Each record below must be retyped exactly, with nothing left out.

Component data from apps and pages
----------
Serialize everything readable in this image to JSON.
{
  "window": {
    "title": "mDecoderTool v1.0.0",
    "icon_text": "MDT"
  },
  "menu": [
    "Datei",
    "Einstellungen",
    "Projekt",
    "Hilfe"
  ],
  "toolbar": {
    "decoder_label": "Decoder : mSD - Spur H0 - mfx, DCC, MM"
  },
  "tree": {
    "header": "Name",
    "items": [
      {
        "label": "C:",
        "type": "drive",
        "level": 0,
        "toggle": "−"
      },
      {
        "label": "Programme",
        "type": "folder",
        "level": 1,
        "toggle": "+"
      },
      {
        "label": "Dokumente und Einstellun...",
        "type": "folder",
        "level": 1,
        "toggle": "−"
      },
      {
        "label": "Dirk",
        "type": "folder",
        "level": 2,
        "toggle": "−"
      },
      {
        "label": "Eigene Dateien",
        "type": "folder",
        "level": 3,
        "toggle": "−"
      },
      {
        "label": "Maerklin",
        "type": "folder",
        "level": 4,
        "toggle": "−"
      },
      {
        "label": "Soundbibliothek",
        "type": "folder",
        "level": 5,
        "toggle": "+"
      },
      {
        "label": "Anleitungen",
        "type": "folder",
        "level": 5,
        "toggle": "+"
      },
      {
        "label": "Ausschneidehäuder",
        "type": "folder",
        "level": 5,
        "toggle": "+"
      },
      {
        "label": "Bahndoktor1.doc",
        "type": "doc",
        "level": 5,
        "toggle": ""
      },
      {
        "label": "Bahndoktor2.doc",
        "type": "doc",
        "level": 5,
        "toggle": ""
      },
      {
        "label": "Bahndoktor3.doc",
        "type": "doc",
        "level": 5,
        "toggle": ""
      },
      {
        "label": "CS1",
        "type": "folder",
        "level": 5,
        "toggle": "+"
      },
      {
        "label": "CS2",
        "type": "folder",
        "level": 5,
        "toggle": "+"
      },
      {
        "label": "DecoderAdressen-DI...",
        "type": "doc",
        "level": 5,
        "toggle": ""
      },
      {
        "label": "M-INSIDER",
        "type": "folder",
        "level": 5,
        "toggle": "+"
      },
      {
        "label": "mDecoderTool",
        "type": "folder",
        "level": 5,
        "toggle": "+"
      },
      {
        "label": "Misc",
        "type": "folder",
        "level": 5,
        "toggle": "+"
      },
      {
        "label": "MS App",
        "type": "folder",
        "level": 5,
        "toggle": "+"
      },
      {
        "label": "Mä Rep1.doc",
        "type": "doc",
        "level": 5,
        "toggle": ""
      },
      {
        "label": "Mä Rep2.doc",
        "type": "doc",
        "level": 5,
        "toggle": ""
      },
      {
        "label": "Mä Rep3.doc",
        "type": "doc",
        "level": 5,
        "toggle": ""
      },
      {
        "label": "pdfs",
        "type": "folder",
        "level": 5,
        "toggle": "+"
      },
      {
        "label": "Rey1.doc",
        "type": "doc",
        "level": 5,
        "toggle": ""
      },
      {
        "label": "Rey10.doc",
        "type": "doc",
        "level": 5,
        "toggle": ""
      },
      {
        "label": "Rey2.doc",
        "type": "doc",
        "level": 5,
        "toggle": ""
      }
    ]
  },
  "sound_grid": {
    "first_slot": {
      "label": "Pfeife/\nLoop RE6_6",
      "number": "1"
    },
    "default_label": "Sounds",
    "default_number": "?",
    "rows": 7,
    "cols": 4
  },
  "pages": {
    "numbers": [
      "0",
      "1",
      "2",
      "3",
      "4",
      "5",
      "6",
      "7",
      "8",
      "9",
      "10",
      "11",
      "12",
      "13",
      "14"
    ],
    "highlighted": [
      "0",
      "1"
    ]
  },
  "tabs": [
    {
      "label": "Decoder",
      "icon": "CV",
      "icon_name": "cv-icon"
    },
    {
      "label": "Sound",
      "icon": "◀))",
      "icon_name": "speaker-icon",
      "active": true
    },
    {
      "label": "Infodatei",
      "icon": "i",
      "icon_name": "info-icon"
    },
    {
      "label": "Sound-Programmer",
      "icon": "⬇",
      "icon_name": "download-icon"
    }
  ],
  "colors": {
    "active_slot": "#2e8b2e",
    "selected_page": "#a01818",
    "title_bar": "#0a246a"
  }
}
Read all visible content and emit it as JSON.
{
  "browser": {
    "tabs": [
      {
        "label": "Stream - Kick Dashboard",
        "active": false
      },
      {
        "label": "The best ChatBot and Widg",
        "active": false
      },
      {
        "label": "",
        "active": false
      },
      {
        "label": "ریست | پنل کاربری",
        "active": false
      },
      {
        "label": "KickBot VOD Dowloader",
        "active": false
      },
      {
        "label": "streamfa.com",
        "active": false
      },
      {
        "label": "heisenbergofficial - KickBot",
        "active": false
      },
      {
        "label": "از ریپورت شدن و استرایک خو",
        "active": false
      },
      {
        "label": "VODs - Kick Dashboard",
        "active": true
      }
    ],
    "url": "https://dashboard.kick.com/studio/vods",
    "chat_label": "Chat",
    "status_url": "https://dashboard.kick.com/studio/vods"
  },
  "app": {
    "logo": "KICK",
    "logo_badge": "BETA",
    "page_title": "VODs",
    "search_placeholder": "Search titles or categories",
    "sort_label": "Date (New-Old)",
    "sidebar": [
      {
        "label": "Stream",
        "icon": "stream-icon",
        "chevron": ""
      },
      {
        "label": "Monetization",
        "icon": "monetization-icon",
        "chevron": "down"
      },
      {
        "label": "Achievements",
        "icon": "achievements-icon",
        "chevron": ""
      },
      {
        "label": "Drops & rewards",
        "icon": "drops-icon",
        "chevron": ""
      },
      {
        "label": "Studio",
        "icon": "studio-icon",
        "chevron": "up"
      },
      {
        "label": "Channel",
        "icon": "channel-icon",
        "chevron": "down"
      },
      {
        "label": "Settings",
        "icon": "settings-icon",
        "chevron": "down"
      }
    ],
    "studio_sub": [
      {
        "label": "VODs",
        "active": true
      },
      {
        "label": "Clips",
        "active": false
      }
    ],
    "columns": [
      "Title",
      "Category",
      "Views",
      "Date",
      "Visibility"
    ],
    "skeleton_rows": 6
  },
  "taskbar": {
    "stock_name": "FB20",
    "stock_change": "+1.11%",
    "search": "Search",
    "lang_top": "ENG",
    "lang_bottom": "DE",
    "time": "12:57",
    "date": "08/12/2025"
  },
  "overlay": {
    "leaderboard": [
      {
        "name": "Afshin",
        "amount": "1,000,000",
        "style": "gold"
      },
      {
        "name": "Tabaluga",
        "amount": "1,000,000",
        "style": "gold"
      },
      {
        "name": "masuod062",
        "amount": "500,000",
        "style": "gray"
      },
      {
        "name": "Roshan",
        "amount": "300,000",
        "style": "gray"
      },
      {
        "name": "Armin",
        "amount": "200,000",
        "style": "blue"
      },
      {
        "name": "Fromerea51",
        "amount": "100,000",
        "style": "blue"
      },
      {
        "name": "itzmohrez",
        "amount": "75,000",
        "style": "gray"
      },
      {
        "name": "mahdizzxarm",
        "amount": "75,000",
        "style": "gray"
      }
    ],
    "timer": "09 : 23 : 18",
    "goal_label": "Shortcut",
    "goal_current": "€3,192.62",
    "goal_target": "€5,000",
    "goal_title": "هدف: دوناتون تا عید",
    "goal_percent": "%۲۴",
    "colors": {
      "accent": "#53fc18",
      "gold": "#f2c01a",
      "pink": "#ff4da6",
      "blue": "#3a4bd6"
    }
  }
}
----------
### [Result of this exercise]
Serialize everything readable in this image to JSON.
{
  "window": {
    "title": "mDecoderTool v1.0.0",
    "icon_text": "MDT"
  },
  "menu": [
    "Datei",
    "Einstellungen",
    "Projekt",
    "Hilfe"
  ],
  "toolbar": {
    "decoder_label": "Decoder : mSD - Spur H0 - mfx, DCC, MM"
  },
  "tree": {
    "header": "Name",
    "items": [
      {
        "label": "C:",
        "type": "drive",
        "level": 0,
        "toggle": "−"
      },
      {
        "label": "Programme",
        "type": "folder",
        "level": 1,
        "toggle": "+"
      },
      {
        "label": "Dokumente und Einstellun...",
        "type": "folder",
        "level": 1,
        "toggle": "−"
      },
      {
        "label": "Dirk",
        "type": "folder",
        "level": 2,
        "toggle": "−"
      },
      {
        "label": "Eigene Dateien",
        "type": "folder",
        "level": 3,
        "toggle": "−"
      },
      {
        "label": "Maerklin",
        "type": "folder",
        "level": 4,
        "toggle": "−"
      },
      {
        "label": "Soundbibliothek",
        "type": "folder",
        "level": 5,
        "toggle": "+"
      },
      {
        "label": "Anleitungen",
        "type": "folder",
        "level": 5,
        "toggle": "+"
      },
      {
        "label": "Ausschneidehäuder",
        "type": "folder",
        "level": 5,
        "toggle": "+"
      },
      {
        "label": "Bahndoktor1.doc",
        "type": "doc",
        "level": 5,
        "toggle": ""
      },
      {
        "label": "Bahndoktor2.doc",
        "type": "doc",
        "level": 5,
        "toggle": ""
      },
      {
        "label": "Bahndoktor3.doc",
        "type": "doc",
        "level": 5,
        "toggle": ""
      },
      {
        "label": "CS1",
        "type": "folder",
        "level": 5,
        "toggle": "+"
      },
      {
        "label": "CS2",
        "type": "folder",
        "level": 5,
        "toggle": "+"
      },
      {
        "label": "DecoderAdressen-DI...",
        "type": "doc",
        "level": 5,
        "toggle": ""
      },
      {
        "label": "M-INSIDER",
        "type": "folder",
        "level": 5,
        "toggle": "+"
      },
      {
        "label": "mDecoderTool",
        "type": "folder",
        "level": 5,
        "toggle": "+"
      },
      {
        "label": "Misc",
        "type": "folder",
        "level": 5,
        "toggle": "+"
      },
      {
        "label": "MS App",
        "type": "folder",
        "level": 5,
        "toggle": "+"
      },
      {
        "label": "Mä Rep1.doc",
        "type": "doc",
        "level": 5,
        "toggle": ""
      },
      {
        "label": "Mä Rep2.doc",
        "type": "doc",
        "level": 5,
        "toggle": ""
      },
      {
        "label": "Mä Rep3.doc",
        "type": "doc",
        "level": 5,
        "toggle": ""
      },
      {
        "label": "pdfs",
        "type": "folder",
        "level": 5,
        "toggle": "+"
      },
      {
        "label": "Rey1.doc",
        "type": "doc",
        "level": 5,
        "toggle": ""
      },
      {
        "label": "Rey10.doc",
        "type": "doc",
        "level": 5,
        "toggle": ""
      },
      {
        "label": "Rey2.doc",
        "type": "doc",
        "level": 5,
        "toggle": ""
      }
    ]
  },
  "sound_grid": {
    "first_slot": {
      "label": "Pfeife/\nLoop RE6_6",
      "number": "1"
    },
    "default_label": "Sounds",
    "default_number": "?",
    "rows": 7,
    "cols": 4
  },
  "pages": {
    "numbers": [
      "0",
      "1",
      "2",
      "3",
      "4",
      "5",
      "6",
      "7",
      "8",
      "9",
      "10",
      "11",
      "12",
      "13",
      "14"
    ],
    "highlighted": [
      "0",
      "1"
    ]
  },
  "tabs": [
    {
      "label": "Decoder",
      "icon": "CV",
      "icon_name": "cv-icon"
    },
    {
      "label": "Sound",
      "icon": "◀))",
      "icon_name": "speaker-icon",
      "active": true
    },
    {
      "label": "Infodatei",
      "icon": "i",
      "icon_name": "info-icon"
    },
    {
      "label": "Sound-Programmer",
      "icon": "⬇",
      "icon_name": "download-icon"
    }
  ],
  "colors": {
    "active_slot": "#2e8b2e",
    "selected_page": "#a01818",
    "title_bar": "#0a246a"
  }
}
Read all visible content and emit it as JSON.
{
  "browser": {
    "tabs": [
      {
        "label": "Stream - Kick Dashboard",
        "active": false
      },
      {
        "label": "The best ChatBot and Widg",
        "active": false
      },
      {
        "label": "",
        "active": false
      },
      {
        "label": "ریست | پنل کاربری",
        "active": false
      },
      {
        "label": "KickBot VOD Dowloader",
        "active": false
      },
      {
        "label": "streamfa.com",
        "active": false
      },
      {
        "label": "heisenbergofficial - KickBot",
        "active": false
      },
      {
        "label": "از ریپورت شدن و استرایک خو",
        "active": false
      },
      {
        "label": "VODs - Kick Dashboard",
        "active": true
      }
    ],
    "url": "https://dashboard.kick.com/studio/vods",
    "chat_label": "Chat",
    "status_url": "https://dashboard.kick.com/studio/vods"
  },
  "app": {
    "logo": "KICK",
    "logo_badge": "BETA",
    "page_title": "VODs",
    "search_placeholder": "Search titles or categories",
    "sort_label": "Date (New-Old)",
    "sidebar": [
      {
        "label": "Stream",
        "icon": "stream-icon",
        "chevron": ""
      },
      {
        "label": "Monetization",
        "icon": "monetization-icon",
        "chevron": "down"
      },
      {
        "label": "Achievements",
        "icon": "achievements-icon",
        "chevron": ""
      },
      {
        "label": "Drops & rewards",
        "icon": "drops-icon",
        "chevron": ""
      },
      {
        "label": "Studio",
        "icon": "studio-icon",
        "chevron": "up"
      },
      {
        "label": "Channel",
        "icon": "channel-icon",
        "chevron": "down"
      },
      {
        "label": "Settings",
        "icon": "settings-icon",
        "chevron": "down"
      }
    ],
    "studio_sub": [
      {
        "label": "VODs",
        "active": true
      },
      {
        "label": "Clips",
        "active": false
      }
    ],
    "columns": [
      "Title",
      "Category",
      "Views",
      "Date",
      "Visibility"
    ],
    "skeleton_rows": 6
  },
  "taskbar": {
    "stock_name": "FB20",
    "stock_change": "+1.11%",
    "search": "Search",
    "lang_top": "ENG",
    "lang_bottom": "DE",
    "time": "12:57",
    "date": "08/12/2025"
  },
  "overlay": {
    "leaderboard": [
      {
        "name": "Afshin",
        "amount": "1,000,000",
        "style": "gold"
      },
      {
        "name": "Tabaluga",
        "amount": "1,000,000",
        "style": "gold"
      },
      {
        "name": "masuod062",
        "amount": "500,000",
        "style": "gray"
      },
      {
        "name": "Roshan",
        "amount": "300,000",
        "style": "gray"
      },
      {
        "name": "Armin",
        "amount": "200,000",
        "style": "blue"
      },
      {
        "name": "Fromerea51",
        "amount": "100,000",
        "style": "blue"
      },
      {
        "name": "itzmohrez",
        "amount": "75,000",
        "style": "gray"
      },
      {
        "name": "mahdizzxarm",
        "amount": "75,000",
        "style": "gray"
      }
    ],
    "timer": "09 : 23 : 18",
    "goal_label": "Shortcut",
    "goal_current": "€3,192.62",
    "goal_target": "€5,000",
    "goal_title": "هدف: دوناتون تا عید",
    "goal_percent": "%۲۴",
    "colors": {
      "accent": "#53fc18",
      "gold": "#f2c01a",
      "pink": "#ff4da6",
      "blue": "#3a4bd6"
    }
  }
}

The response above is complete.